a blog by Ellen Glazer, February 16, 2011
Thirty years ago I was waiting for a call. And this past January, I was, again, waiting for a call. I am fascinated by how different the two experiences were, especially since they are so closely connected.
Thirty years ago my husband and I were waiting for an adoption call. We had applied to adopt about six months before and knew that a call about a baby could come “anytime.” That said, as I remember it, there was a sense of unreality about the wait. I knew the words, “we could get a call anytime,” but I was disconnected from them. In some ways I assumed that call would never come. Then one Sunday morning, the phone rang, the call came, the baby was here, and we had a daughter.
Our daughter is now 30 years old and recently delivered her first child. The baby was due on January 11, but for some reason — which makes no sense at all in retrospect — we thought the baby would come early.
And so I began waiting for the call around December 23. By December 29, I was in intense waiting (e.g., I told everyone, “My daughter is about to go into labor any second”), and by January 1, I was making no plans without the pronouncement, “I'll probably have to cancel because my daughter is about to have a baby.”

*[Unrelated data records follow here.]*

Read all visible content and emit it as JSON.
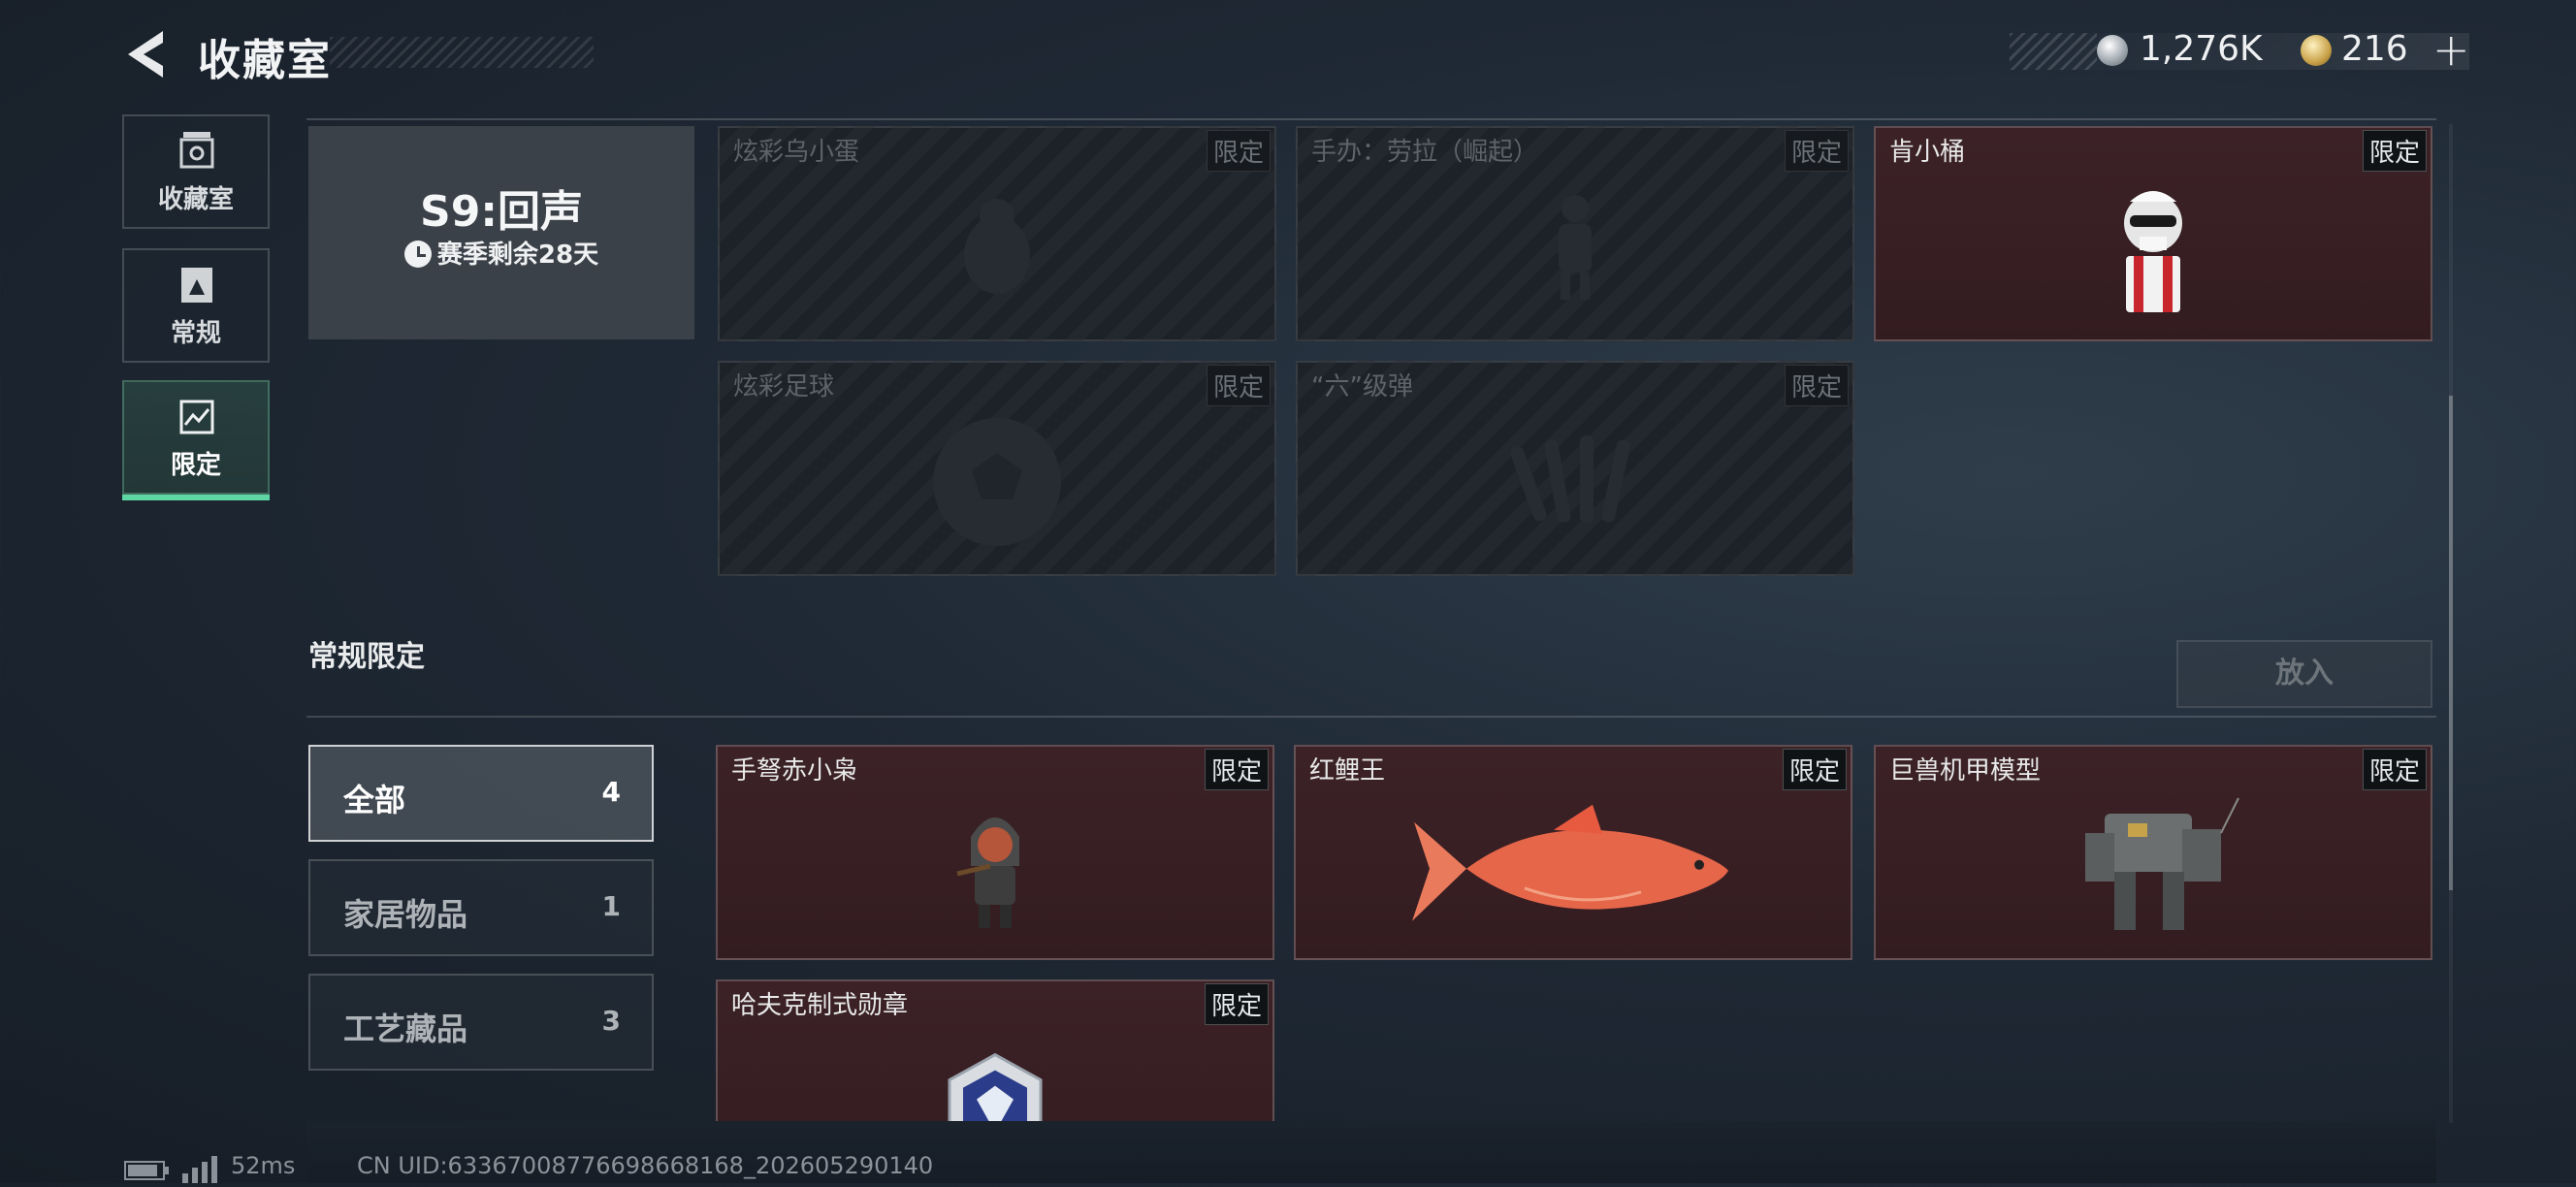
{
  "header": {
    "title": "收藏室",
    "currency1": "1,276K",
    "currency2": "216",
    "plus_label": "+"
  },
  "nav": [
    {
      "label": "收藏室",
      "icon": "trophy-icon",
      "active": false
    },
    {
      "label": "常规",
      "icon": "card-icon",
      "active": false
    },
    {
      "label": "限定",
      "icon": "limited-icon",
      "active": true
    }
  ],
  "season": {
    "title": "S9:回声",
    "remaining": "赛季剩余28天"
  },
  "season_items": [
    {
      "name": "炫彩乌小蛋",
      "badge": "限定",
      "owned": false
    },
    {
      "name": "手办：劳拉（崛起）",
      "badge": "限定",
      "owned": false
    },
    {
      "name": "肯小桶",
      "badge": "限定",
      "owned": true
    },
    {
      "name": "炫彩足球",
      "badge": "限定",
      "owned": false
    },
    {
      "name": "“六”级弹",
      "badge": "限定",
      "owned": false
    }
  ],
  "regular_section": {
    "title": "常规限定",
    "put_button": "放入"
  },
  "filters": [
    {
      "label": "全部",
      "count": "4",
      "active": true
    },
    {
      "label": "家居物品",
      "count": "1",
      "active": false
    },
    {
      "label": "工艺藏品",
      "count": "3",
      "active": false
    }
  ],
  "regular_items": [
    {
      "name": "手弩赤小枭",
      "badge": "限定"
    },
    {
      "name": "红鲤王",
      "badge": "限定"
    },
    {
      "name": "巨兽机甲模型",
      "badge": "限定"
    },
    {
      "name": "哈夫克制式勋章",
      "badge": "限定"
    }
  ],
  "status": {
    "ping": "52ms",
    "uid": "CN UID:63367008776698668168_202605290140"
  },
  "colors": {
    "accent": "#5fd7a4",
    "owned_card": "#3c2226",
    "background": "#1f2935"
  }
}
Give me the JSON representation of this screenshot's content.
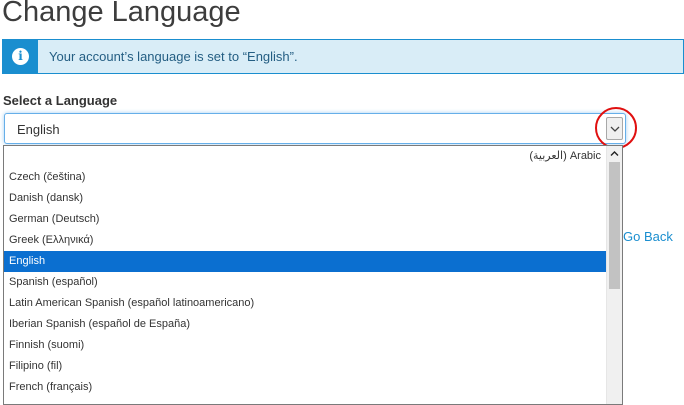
{
  "page": {
    "title": "Change Language"
  },
  "alert": {
    "icon": "info-icon",
    "icon_glyph": "i",
    "message": "Your account’s language is set to “English”."
  },
  "form": {
    "label": "Select a Language",
    "selected_value": "English",
    "caret_icon": "chevron-down-icon"
  },
  "links": {
    "go_back": "Go Back"
  },
  "dropdown": {
    "options": [
      {
        "label": "(العربية) Arabic",
        "rtl": true
      },
      {
        "label": "Czech (čeština)"
      },
      {
        "label": "Danish (dansk)"
      },
      {
        "label": "German (Deutsch)"
      },
      {
        "label": "Greek (Ελληνικά)"
      },
      {
        "label": "English",
        "selected": true
      },
      {
        "label": "Spanish (español)"
      },
      {
        "label": "Latin American Spanish (español latinoamericano)"
      },
      {
        "label": "Iberian Spanish (español de España)"
      },
      {
        "label": "Finnish (suomi)"
      },
      {
        "label": "Filipino (fil)"
      },
      {
        "label": "French (français)"
      }
    ],
    "scroll_up_icon": "chevron-up-icon"
  },
  "colors": {
    "accent": "#1a8ecf",
    "alert_bg": "#d9edf7",
    "selected_option": "#0b6fd0",
    "annotation_circle": "#e01010"
  }
}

December came and went. Early January came and went. January 11 came and went. I got up several times during the night to check my phone just in case I might have slept through the call.
The Call Finally Came
At 3:20 a.m. on January 18, the call finally came. She was in labor. My baby was having a baby.
Eight hours after the call, my daughter gave birth to a baby boy by Caesarean section. It was the same way that she entered the world, and yet, as I stood outside the newborn nursery, I could not help but think of the differences in the two arrivals.
My grandson’s arrival was greeted with jubilation that reverberated through our family, her husband’s family and my daughter’s large and loving birthfamily on both sides. There is no question that this baby will be welcomed into “all his families” with great warmth and celebration.
How different it must have been at my daughter’s birth. While we — her adoptive family — welcomed her with great joy two weeks later, her first two weeks (she was a preemie) were spent in the hospital with two loving, caring birthparents coming in daily to feed and care for her. They never told their families that they had had a baby. I wonder what the nurses thought when they saw such a sweet couple struggling with love and loss.
Three Generations of Family
There have been many moments of delight since Ryan’s birth in January. However, when I look back on my growing treasure trove of early grandparent memories, one moment stands out: when I walked into by daughter’s room and saw her birthfather, Bob, holding his first grandson.
I hope that that experience was as healing for him as I believe it was. I hope he was pleased with the photo I took of him with his birth-daughter and grandson and that it touched his heart when I sent it out to his family, my family and friends with the proud heading, “Three Generations of a Family.”